Even if no exclusion in the policy applies to the claim, the insurance company may try to get out of coverage by rescinding the policy on the basis of omissions or misrepresentations in the application for the policy. Many states have statutes or case law that permit an insurer to rescind a policy – that is, treat matters as if the policy had never existed – where the policy is issued on the basis of a material omission or misstatement by the policyholder.
For example, assume that the insurance company has issued a series of renewal policies to the policyholder, such that the prior knowledge date is now several years in the past, and the prior knowledge exclusion is not applicable to the control group’s knowledge of more recent wrongful acts that preceded the policy or the claim. The insurance company, realizing it cannot point to any applicable policy exclusion, may closely scrutinize the renewal application for any questions that reasonably called for the policyholder to disclose information about the circumstances leading to the claim. If it finds such a question, and the policyholder did not disclose that information in response, the carrier may seek to rescind the policy, particularly if the claim has substantial value, or the underlying facts may lead to a series of claims against the policyholder over time. Generally, if the insurer successfully rescinds its policy, it owes nothing more than the return of the premium payment to the erstwhile policyholder.
In most states, a misrepresentation in insurance application warranting rescission of the policy must not only be material, it must also be intentional and fraudulent. In these states, mere mistakes are not grounds for rescission. In a minority of states, such as California, even an innocent factual mistake in the application is enough to justify rescission of the resulting policy. No matter what state’s law applies, it pays to get the facts right in the application.
Because rescission can lead to costly and fact-intensivelitigation, carriers have begun issuing non-rescindable policies with a new exclusion applicable in the event of omissions or misstatements on the application. Instead of retaining the right to rescind policies based on policyholder omissions and misstatements, nonrescindable policies contain an exclusion under which the carrier can deny coverage for any claims arising out of facts that were material to the carrier’s assumption of the risk where those facts were omitted or misrepresented on the policy application.
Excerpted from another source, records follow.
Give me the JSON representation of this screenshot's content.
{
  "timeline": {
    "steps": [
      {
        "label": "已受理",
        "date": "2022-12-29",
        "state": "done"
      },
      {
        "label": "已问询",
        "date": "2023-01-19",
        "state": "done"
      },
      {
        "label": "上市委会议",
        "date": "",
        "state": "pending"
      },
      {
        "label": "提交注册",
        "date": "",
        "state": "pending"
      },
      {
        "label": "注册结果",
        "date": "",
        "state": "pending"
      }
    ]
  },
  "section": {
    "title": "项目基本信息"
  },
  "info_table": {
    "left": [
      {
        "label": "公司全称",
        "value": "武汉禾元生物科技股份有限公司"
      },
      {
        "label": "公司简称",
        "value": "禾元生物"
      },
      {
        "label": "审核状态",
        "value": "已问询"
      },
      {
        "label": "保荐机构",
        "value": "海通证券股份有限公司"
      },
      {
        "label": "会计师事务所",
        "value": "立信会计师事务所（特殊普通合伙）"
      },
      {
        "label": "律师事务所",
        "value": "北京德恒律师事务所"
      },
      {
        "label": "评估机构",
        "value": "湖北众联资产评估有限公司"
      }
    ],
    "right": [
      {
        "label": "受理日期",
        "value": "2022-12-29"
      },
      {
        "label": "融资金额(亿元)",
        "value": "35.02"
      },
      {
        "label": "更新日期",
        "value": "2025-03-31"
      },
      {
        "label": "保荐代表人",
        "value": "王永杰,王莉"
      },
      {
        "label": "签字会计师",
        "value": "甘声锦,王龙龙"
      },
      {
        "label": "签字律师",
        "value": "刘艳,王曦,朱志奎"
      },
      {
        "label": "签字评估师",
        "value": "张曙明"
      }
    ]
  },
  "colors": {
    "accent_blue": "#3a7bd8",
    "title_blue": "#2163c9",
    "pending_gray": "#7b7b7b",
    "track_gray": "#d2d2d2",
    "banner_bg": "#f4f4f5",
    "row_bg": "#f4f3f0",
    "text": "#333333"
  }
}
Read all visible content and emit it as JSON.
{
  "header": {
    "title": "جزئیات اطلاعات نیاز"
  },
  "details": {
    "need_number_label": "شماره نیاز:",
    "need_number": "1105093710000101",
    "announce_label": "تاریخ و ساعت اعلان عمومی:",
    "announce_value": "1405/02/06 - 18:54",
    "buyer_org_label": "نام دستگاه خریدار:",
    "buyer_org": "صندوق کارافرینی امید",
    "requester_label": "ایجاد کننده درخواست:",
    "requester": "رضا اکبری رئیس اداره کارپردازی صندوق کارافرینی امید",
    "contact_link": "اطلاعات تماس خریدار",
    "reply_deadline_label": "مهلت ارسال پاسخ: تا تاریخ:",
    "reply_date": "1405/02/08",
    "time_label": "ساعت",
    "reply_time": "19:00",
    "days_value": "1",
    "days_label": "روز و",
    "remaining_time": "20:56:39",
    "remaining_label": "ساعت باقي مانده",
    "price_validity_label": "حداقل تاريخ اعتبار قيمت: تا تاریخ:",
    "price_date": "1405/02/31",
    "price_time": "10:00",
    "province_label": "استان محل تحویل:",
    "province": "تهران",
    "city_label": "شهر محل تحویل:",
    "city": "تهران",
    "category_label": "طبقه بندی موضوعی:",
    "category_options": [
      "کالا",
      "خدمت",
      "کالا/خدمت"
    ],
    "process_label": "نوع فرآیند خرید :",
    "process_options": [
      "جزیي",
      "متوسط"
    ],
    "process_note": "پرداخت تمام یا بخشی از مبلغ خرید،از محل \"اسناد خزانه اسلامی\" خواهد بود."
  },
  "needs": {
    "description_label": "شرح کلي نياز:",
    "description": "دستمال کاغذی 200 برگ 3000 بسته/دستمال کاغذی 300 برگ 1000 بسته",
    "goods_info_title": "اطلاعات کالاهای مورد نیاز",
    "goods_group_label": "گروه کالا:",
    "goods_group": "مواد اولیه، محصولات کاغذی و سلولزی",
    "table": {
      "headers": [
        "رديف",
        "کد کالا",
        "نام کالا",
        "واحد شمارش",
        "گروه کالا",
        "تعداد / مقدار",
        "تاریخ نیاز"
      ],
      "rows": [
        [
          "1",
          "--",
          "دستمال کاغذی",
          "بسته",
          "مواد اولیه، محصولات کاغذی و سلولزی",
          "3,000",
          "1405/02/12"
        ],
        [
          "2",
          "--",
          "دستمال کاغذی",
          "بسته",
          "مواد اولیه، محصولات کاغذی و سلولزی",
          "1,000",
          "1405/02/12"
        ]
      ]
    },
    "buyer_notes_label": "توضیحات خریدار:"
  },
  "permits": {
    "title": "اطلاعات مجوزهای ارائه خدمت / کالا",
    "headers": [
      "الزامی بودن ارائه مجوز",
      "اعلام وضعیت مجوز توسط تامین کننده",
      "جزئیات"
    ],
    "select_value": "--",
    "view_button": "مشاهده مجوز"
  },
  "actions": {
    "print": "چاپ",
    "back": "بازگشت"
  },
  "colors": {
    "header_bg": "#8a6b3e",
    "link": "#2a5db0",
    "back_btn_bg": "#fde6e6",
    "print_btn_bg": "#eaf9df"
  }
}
While this is not an optimal solution for policyholders, such exclusions may prove valuable where the policyholder’s risk profile contains numerous risks, only one of which may be excluded under the policy. It goes without saying that, to avoid any potential loss of coverage – whether through rescission or the newer exclusion – it is imperative that the policyholder consider carefully reviewing its application to ensure it has responded to the questions as fully as possible.